**YOUR GOAL:**
Print each entry exactly, all the way through.

**DATA SHOWN:**
+===+

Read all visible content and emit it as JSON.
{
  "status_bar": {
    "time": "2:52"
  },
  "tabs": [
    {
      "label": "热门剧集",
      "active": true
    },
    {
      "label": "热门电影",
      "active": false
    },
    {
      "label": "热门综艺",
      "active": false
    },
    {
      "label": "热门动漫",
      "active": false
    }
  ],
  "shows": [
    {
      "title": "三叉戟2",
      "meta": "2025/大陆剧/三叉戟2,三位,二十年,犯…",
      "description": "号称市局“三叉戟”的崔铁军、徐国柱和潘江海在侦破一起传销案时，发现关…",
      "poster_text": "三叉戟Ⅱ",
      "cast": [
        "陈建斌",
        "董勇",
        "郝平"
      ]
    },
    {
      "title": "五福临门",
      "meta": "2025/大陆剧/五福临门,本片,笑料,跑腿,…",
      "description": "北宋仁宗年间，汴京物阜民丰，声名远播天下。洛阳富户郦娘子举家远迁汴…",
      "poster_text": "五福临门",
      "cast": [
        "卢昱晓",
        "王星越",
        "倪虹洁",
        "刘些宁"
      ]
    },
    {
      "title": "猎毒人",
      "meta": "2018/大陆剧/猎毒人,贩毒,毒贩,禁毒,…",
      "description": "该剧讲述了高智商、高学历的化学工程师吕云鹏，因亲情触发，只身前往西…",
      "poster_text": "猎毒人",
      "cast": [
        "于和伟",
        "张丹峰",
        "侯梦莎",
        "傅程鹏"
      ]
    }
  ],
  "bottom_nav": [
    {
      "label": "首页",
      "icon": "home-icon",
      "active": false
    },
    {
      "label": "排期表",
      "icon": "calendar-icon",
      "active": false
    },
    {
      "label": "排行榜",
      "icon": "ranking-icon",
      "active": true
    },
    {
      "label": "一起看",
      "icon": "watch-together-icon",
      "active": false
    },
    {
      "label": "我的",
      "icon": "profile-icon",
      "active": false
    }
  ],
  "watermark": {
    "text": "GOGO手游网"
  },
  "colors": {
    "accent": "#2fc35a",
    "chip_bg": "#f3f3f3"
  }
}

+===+

**ANSWER BELOW:**
Read all visible content and emit it as JSON.
{
  "status_bar": {
    "time": "2:52"
  },
  "tabs": [
    {
      "label": "热门剧集",
      "active": true
    },
    {
      "label": "热门电影",
      "active": false
    },
    {
      "label": "热门综艺",
      "active": false
    },
    {
      "label": "热门动漫",
      "active": false
    }
  ],
  "shows": [
    {
      "title": "三叉戟2",
      "meta": "2025/大陆剧/三叉戟2,三位,二十年,犯…",
      "description": "号称市局“三叉戟”的崔铁军、徐国柱和潘江海在侦破一起传销案时，发现关…",
      "poster_text": "三叉戟Ⅱ",
      "cast": [
        "陈建斌",
        "董勇",
        "郝平"
      ]
    },
    {
      "title": "五福临门",
      "meta": "2025/大陆剧/五福临门,本片,笑料,跑腿,…",
      "description": "北宋仁宗年间，汴京物阜民丰，声名远播天下。洛阳富户郦娘子举家远迁汴…",
      "poster_text": "五福临门",
      "cast": [
        "卢昱晓",
        "王星越",
        "倪虹洁",
        "刘些宁"
      ]
    },
    {
      "title": "猎毒人",
      "meta": "2018/大陆剧/猎毒人,贩毒,毒贩,禁毒,…",
      "description": "该剧讲述了高智商、高学历的化学工程师吕云鹏，因亲情触发，只身前往西…",
      "poster_text": "猎毒人",
      "cast": [
        "于和伟",
        "张丹峰",
        "侯梦莎",
        "傅程鹏"
      ]
    }
  ],
  "bottom_nav": [
    {
      "label": "首页",
      "icon": "home-icon",
      "active": false
    },
    {
      "label": "排期表",
      "icon": "calendar-icon",
      "active": false
    },
    {
      "label": "排行榜",
      "icon": "ranking-icon",
      "active": true
    },
    {
      "label": "一起看",
      "icon": "watch-together-icon",
      "active": false
    },
    {
      "label": "我的",
      "icon": "profile-icon",
      "active": false
    }
  ],
  "watermark": {
    "text": "GOGO手游网"
  },
  "colors": {
    "accent": "#2fc35a",
    "chip_bg": "#f3f3f3"
  }
}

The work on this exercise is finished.